Maris is one of only two players who won consecutive most-valuable-player awards who are not in the Hall of Fame. There is some thought that to admit Maris now would be tantamount to officially admitting the existence of the steroid era. It would certainly take some forward thinking to allow him inside, but serious consideration should be given.

Although Maris’ statistics are an issue — he had more than 100 runs batted in only twice and more than 40 homers only once, with a career average of .260 — shouldn’t there be a bust in Cooperstown for a guy who broke baseball’s most glamorous record under the most difficult of circumstances in the cleanest way possible?

There has never been a slugger like Roger Maris in 1961, and there might never be one like him again. Shouldn’t that count for something?


“Nobody should ever have to endure what my father went through that season,” Randy said. “We just feel his entire contributions should be considered here.”

George Steinbrenner gave Maris a plaque in Yankee Stadium’s Monument Park, an honor that Maris called the greatest of his life. But everyone who believes in Maris’ battle — which was immortalized several years ago in the brilliant movie “61*" — knows he deserves more.

Some just shout it louder than others.

For the last couple of years, folks driving around Fargo have been shadowed by giant Maris love notes. For a cost of about $6,000 monthly, Newman Outdoor Advertising has used three of its billboards to display Maris’ photo, the number 61 and the words “Fargo’s Roger Maris … Legitimate Home Run King.”


Owner Russ Newman knows he is preaching to the choir. He knows these signs probably will have zero effect in making the world remember or reward his beloved star. He doesn’t care.

“I finally had enough of the bull,” Newman said. “All of this alleged juicing, c’mon. You tell me, if Roger is not the home run champion, who is? Who? Nobody. It’s him. It will always be him.”

Newman said the signs will remain up, no matter what the cost, until Maris is inducted into the Hall of Fame.

“It’s a damn shame he’s not in there, and we’re not going away until he is,” Newman said.


It is a bit quieter at Maris’ grave site at Holy Cross Cemetery in Fargo, where fans have honored his memory by surrounding his headstone with caps and balls and a unique tribute that Maris would have loved.
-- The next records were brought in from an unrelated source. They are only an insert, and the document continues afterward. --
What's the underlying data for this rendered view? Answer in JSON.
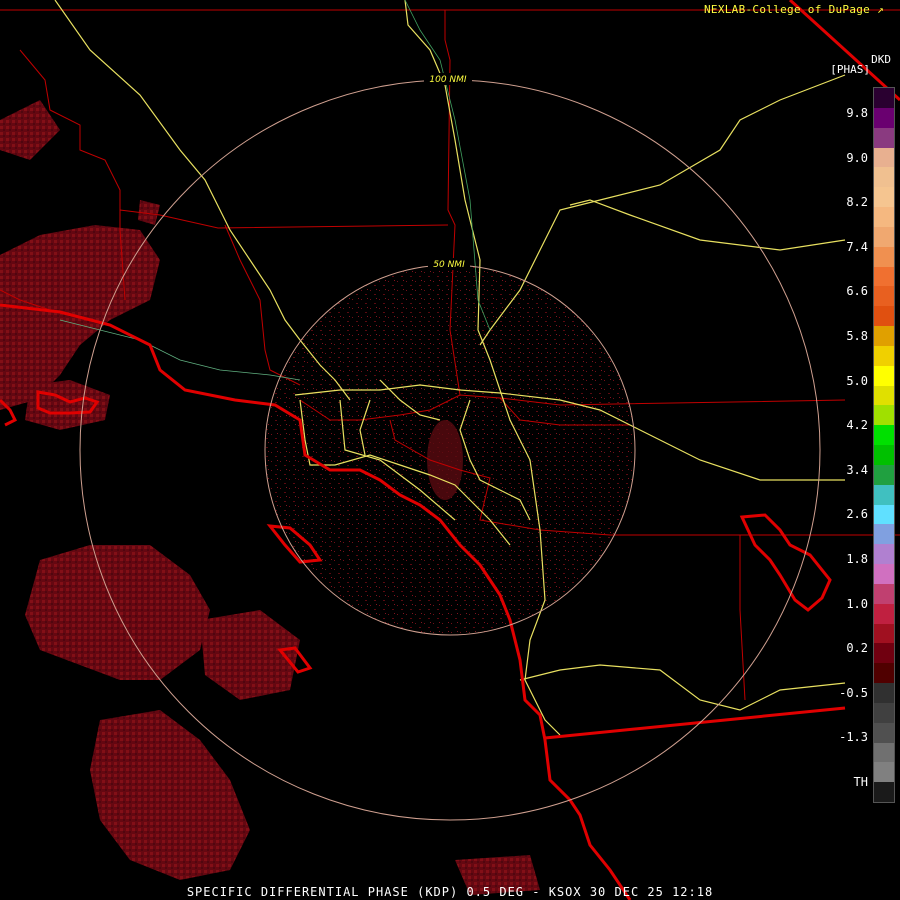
{
  "credit": "NEXLAB-College of DuPage",
  "product": {
    "code": "DKD",
    "unit": "[PHAS]"
  },
  "caption": "SPECIFIC DIFFERENTIAL PHASE (KDP) 0.5 DEG - KSOX 30 DEC 25 12:18",
  "range_rings": [
    {
      "label": "100 NMI"
    },
    {
      "label": "50 NMI"
    }
  ],
  "scale": {
    "tick_labels": [
      "9.8",
      "9.0",
      "8.2",
      "7.4",
      "6.6",
      "5.8",
      "5.0",
      "4.2",
      "3.4",
      "2.6",
      "1.8",
      "1.0",
      "0.2",
      "-0.5",
      "-1.3",
      "TH"
    ],
    "colors": [
      "#2a0030",
      "#6a0070",
      "#8a3a80",
      "#e8b090",
      "#f0c090",
      "#f5c590",
      "#f5b880",
      "#f0a870",
      "#f09050",
      "#f07030",
      "#e86020",
      "#e05010",
      "#e0a000",
      "#f0d000",
      "#ffff00",
      "#e0e000",
      "#a0e000",
      "#00e000",
      "#00c000",
      "#20a040",
      "#40c0c0",
      "#60e0ff",
      "#80a0e0",
      "#b080d0",
      "#d070c0",
      "#c04070",
      "#c02040",
      "#a01020",
      "#700010",
      "#500000",
      "#303030",
      "#404040",
      "#505050",
      "#707070",
      "#808080",
      "#1a1a1a"
    ]
  },
  "colors": {
    "ring": "#d0a090",
    "highway": "#e8e060",
    "county": "#c00000",
    "coast": "#e00000",
    "echo": "#7a0a14",
    "credit": "#ffff40"
  },
  "icons": [
    "external-link-icon"
  ]
}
It’s a stack of four coins. Two quarters, one dime and one penny. Unlike his legacy, they add up. Unlike his record, their 61 will forever shine.